Batchelor's work is concerned with urban/synthetic colour; as colour appears or has been manufactured in the city. This kind of 'bruised colour' is from found objects, plastic readymades in the city. He takes these found things and gives them new symblism; new meaning and forces the viewer to readdress a familiar entity.
Where do you find colour in the city? Colour is not evenly distributed or universal like a watercolour, it is found in pockets. Batchelor finds colour mostly in supermarkets: in cosmetics, cleaning aisles, fizzy drinks. He gets most of his inspiration from finding something, and then appropriating that device. This can be easily seen in his chandelier series; one of which he hangs 25 individually lit orange and green watering cans.
Once he has an idea, the next step is to challenge how big it can go until he feels he is sickened by the idea and it must be resolved. The largest series was commissioned by Bloomberg and involved 500 bottles, 500 lights and 500 cables (amounting to an estimated 10 km of cables) with 500 plugs. This epic installation was relocated to Edinburgh Palm House and suspended from a balcony.
How did Batchelor get into colour? In the 1990s he was painting and creating very white neutral sculptures until he realised the art school trend for magnolia works was paramount. He could not understand the aversion to colour. He started by attaching colour panels to readymades to enhance the difference between front and back; facade and support. He used transparent plastic over colour to imitate that glossiness and brilliance of colour when you first open an tin of emulsion.
The human eye can distinguish over 15 million different hues, yet most languages only have 11 crude terms for colour: black, white, grey, red, yellow, blue, green, purple, orange, pink, and brown. He wanted to expose the limits of language. Colour is seen to be lower than other workings of the mind. Colour is seen to be feminine not masculine, oriental not western, primitive not civilised, infantile not adult, and kitsch rather than sophisticated. Therefore, colour has been displaced from the central ground of culture.

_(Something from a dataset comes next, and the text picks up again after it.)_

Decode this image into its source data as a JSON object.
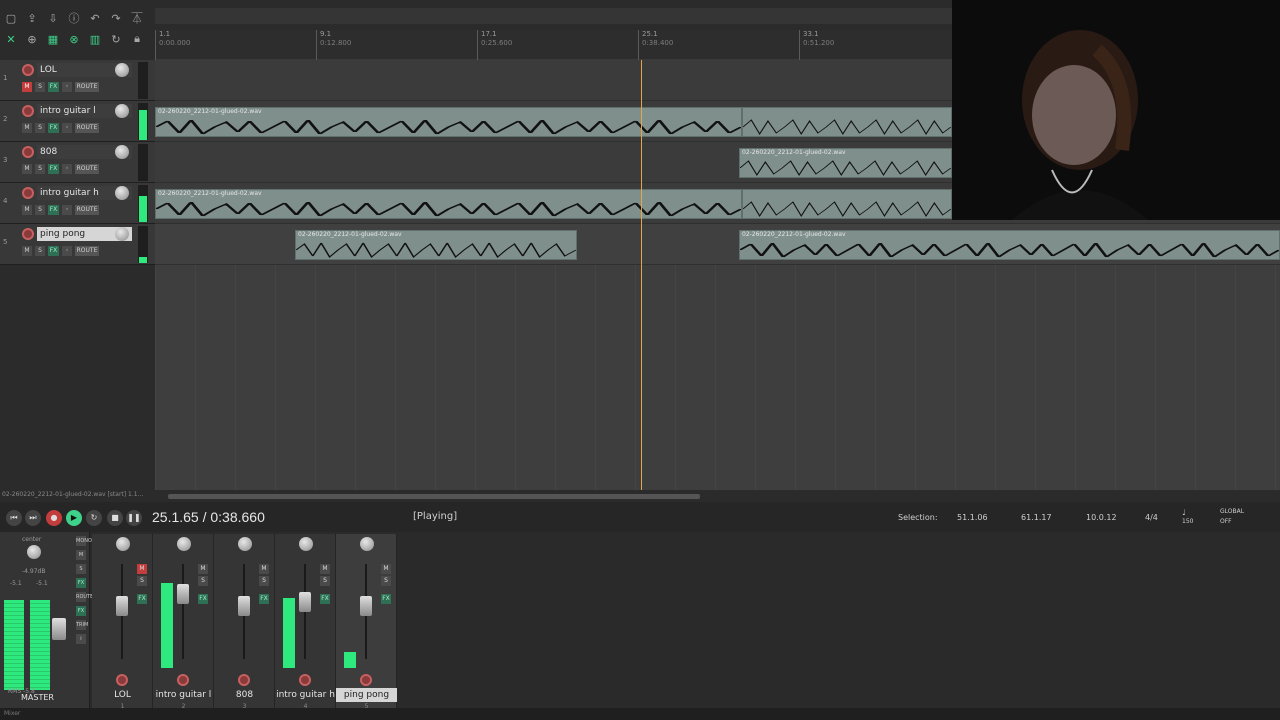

In addition, colour is seen as supplementary, cosmetic, and an after thought. It is deemed as an enhancement which is deceptive and used as concealment. It does not draw out the truth, it seduces. Colour, like pain cannot be rendered into language, i.e if you are hit by a rock, is the pain in the rock? This logic can be implied to a red tomato. We know the colour is not in the tomato, just as we know the pain isn't in the rock. This made colour all the more intriguing for Batchelor.
Batchelor started using recycled readymades, such as shop dollies and neon shop signs and filling them with colour horizontally and vertically.
He was drawn to rectangles as he found complex shapes detracted from colour. His next step was to go bigger, he took his light boxes to the Saint Paolo Biennale. He has always been influenced by South America, in particular Brazil and early 20th Century Abstract art. He finds that illuminated colour spils out of the work - in reflections. He finds illuminated colour compelling, however, he feels he has done all he can do. He now wants to do an 'unplugged' show using plastic objects. For him plastic is brilliant: bright, and cheap. Things don't have to be clever to have a complex effect.
David Batchelor looking up at Big Rock Candy Fountain, at Archway